But current experiences and future prospects are not in our power. They are not bad.
- Others, and the behavior of others, are bad.
But others and their behavior are not in our power. They are not bad.
- The future looks bad.
But the future is not in our power. It is not bad.
- Things that they did before are bad.
Things which we did before may have been bad. But things we did before are not now in our power. They are not bad
What we judge to be good, we desire; and what we judge to be bad we fear, or desire to avoid. What we desire, we pursue; and what we fear, we try to avoid. The repeated pursuit of objects of desire and avoidance of objects of fear form vices of character, or dispositions to make particular false value-judgments. The habitual false value-judgments listed above constitute the vices that I believe lie at the core of Depressive personality, or character, disorder.
Making proper use of impressions, which is the core of what could be called Epictetus' self-therapy, consists of detecting our false value-judgments/passions and immediately correcting them. This requires an awareness of what is in our power and what is not in our power (Seddon, 2007, pg. 190).
Needs of the Serious Type
John M. Oldham and Lois B. Morris (1995).
The New Personality Self-Portrait: Why You Think, Work, Love, and Act the
Way You Do.
Rev. ed. New York: Bantam.
Keith Seddon (2005). Epictetus' Handbook and the Tablet of Cebes: Guides to Stoic Living. New York: Routledge.
_________ (2007).Stoic Serenity: A Practical Course on Finding Inner Peace. United Kingdom: Lulu.com.
_________ (2009). Socrates on Virtue and its Sufficiency for Happiness.

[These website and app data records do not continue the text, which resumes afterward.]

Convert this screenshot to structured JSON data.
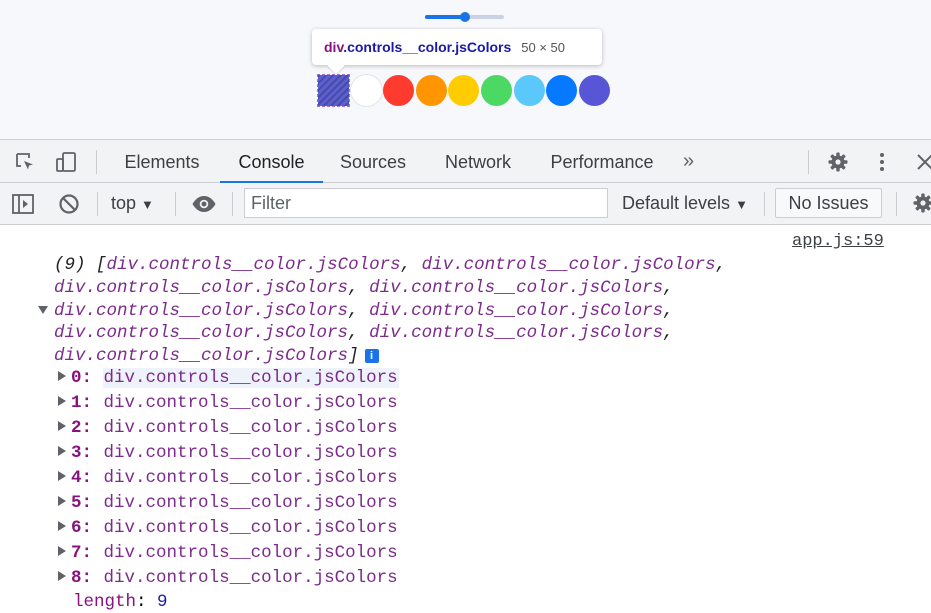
{
  "page": {
    "slider": {
      "value_fraction": 0.5
    },
    "tooltip": {
      "tag": "div",
      "class_name": ".controls__color.jsColors",
      "size": "50 × 50"
    },
    "swatches": [
      {
        "color": "#5b5fcf",
        "selected": true
      },
      {
        "color": "#ffffff"
      },
      {
        "color": "#ff3b30"
      },
      {
        "color": "#ff9500"
      },
      {
        "color": "#ffcc00"
      },
      {
        "color": "#4cd963"
      },
      {
        "color": "#5ac8fa"
      },
      {
        "color": "#0579ff"
      },
      {
        "color": "#5856d6"
      }
    ]
  },
  "devtools": {
    "tabs": [
      {
        "label": "Elements"
      },
      {
        "label": "Console",
        "active": true
      },
      {
        "label": "Sources"
      },
      {
        "label": "Network"
      },
      {
        "label": "Performance"
      }
    ],
    "toolbar": {
      "context": "top",
      "filter_placeholder": "Filter",
      "levels": "Default levels",
      "issues": "No Issues"
    },
    "console": {
      "source_link": "app.js:59",
      "summary_count": "(9)",
      "summary_items": [
        "div.controls__color.jsColors",
        "div.controls__color.jsColors",
        "div.controls__color.jsColors",
        "div.controls__color.jsColors",
        "div.controls__color.jsColors",
        "div.controls__color.jsColors",
        "div.controls__color.jsColors",
        "div.controls__color.jsColors",
        "div.controls__color.jsColors"
      ],
      "items": [
        {
          "index": "0",
          "value": "div.controls__color.jsColors"
        },
        {
          "index": "1",
          "value": "div.controls__color.jsColors"
        },
        {
          "index": "2",
          "value": "div.controls__color.jsColors"
        },
        {
          "index": "3",
          "value": "div.controls__color.jsColors"
        },
        {
          "index": "4",
          "value": "div.controls__color.jsColors"
        },
        {
          "index": "5",
          "value": "div.controls__color.jsColors"
        },
        {
          "index": "6",
          "value": "div.controls__color.jsColors"
        },
        {
          "index": "7",
          "value": "div.controls__color.jsColors"
        },
        {
          "index": "8",
          "value": "div.controls__color.jsColors"
        }
      ],
      "length_key": "length",
      "length_value": "9"
    }
  }
}
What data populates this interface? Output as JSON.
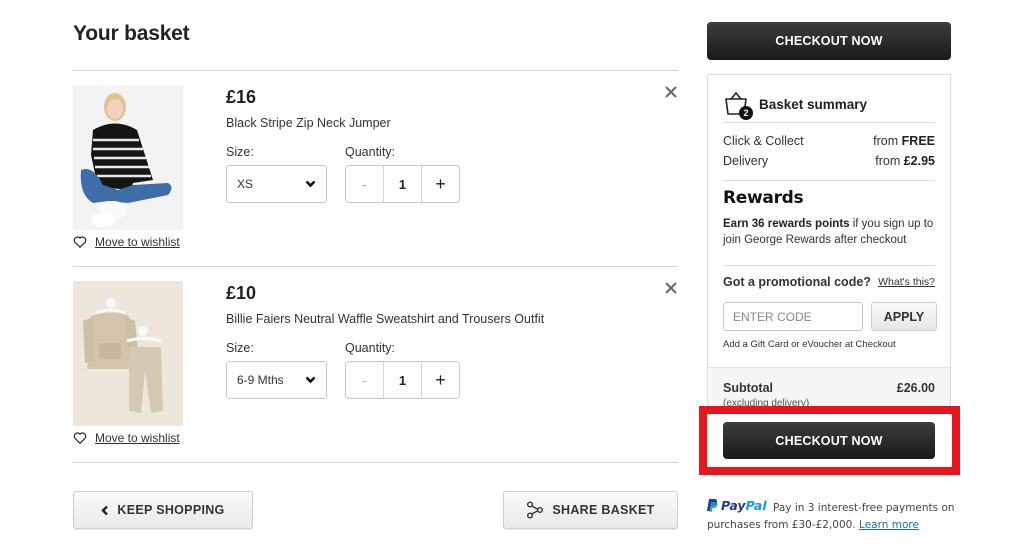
{
  "page": {
    "title": "Your basket"
  },
  "basket": {
    "items": [
      {
        "price": "£16",
        "name": "Black Stripe Zip Neck Jumper",
        "size_label": "Size:",
        "size_value": "XS",
        "quantity_label": "Quantity:",
        "quantity": "1",
        "minus": "-",
        "plus": "+",
        "wishlist_label": "Move to wishlist",
        "image_alt": "Woman sitting wearing black and white striped zip neck jumper and blue jeans"
      },
      {
        "price": "£10",
        "name": "Billie Faiers Neutral Waffle Sweatshirt and Trousers Outfit",
        "size_label": "Size:",
        "size_value": "6-9 Mths",
        "quantity_label": "Quantity:",
        "quantity": "1",
        "minus": "-",
        "plus": "+",
        "wishlist_label": "Move to wishlist",
        "image_alt": "Beige waffle sweatshirt and trousers on hangers"
      }
    ],
    "keep_shopping_label": "KEEP SHOPPING",
    "share_basket_label": "SHARE BASKET"
  },
  "summary": {
    "checkout_top_label": "CHECKOUT NOW",
    "title": "Basket summary",
    "item_count": "2",
    "delivery_rows": [
      {
        "label": "Click & Collect",
        "prefix": "from",
        "value": "FREE"
      },
      {
        "label": "Delivery",
        "prefix": "from",
        "value": "£2.95"
      }
    ],
    "rewards": {
      "title": "Rewards",
      "bold_text": "Earn 36 rewards points",
      "text": " if you sign up to join George Rewards after checkout"
    },
    "promo": {
      "question": "Got a promotional code?",
      "whats_this": "What's this?",
      "placeholder": "ENTER CODE",
      "value": "",
      "apply_label": "APPLY",
      "gift_note": "Add a Gift Card or eVoucher at Checkout"
    },
    "subtotal_label": "Subtotal",
    "subtotal_value": "£26.00",
    "subtotal_note": "(excluding delivery)",
    "checkout_bottom_label": "CHECKOUT NOW"
  },
  "paypal": {
    "brand_pay": "Pay",
    "brand_pal": "Pal",
    "text": "Pay in 3 interest-free payments on purchases from £30-£2,000.",
    "link": "Learn more"
  },
  "colors": {
    "highlight": "#e8141e",
    "checkout_button": "#222222",
    "paypal_dark": "#253b80",
    "paypal_light": "#179bd7"
  }
}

International Stoic Forum.
Grant Sterling (2005). "Core Stoicism." International Stoic Forum.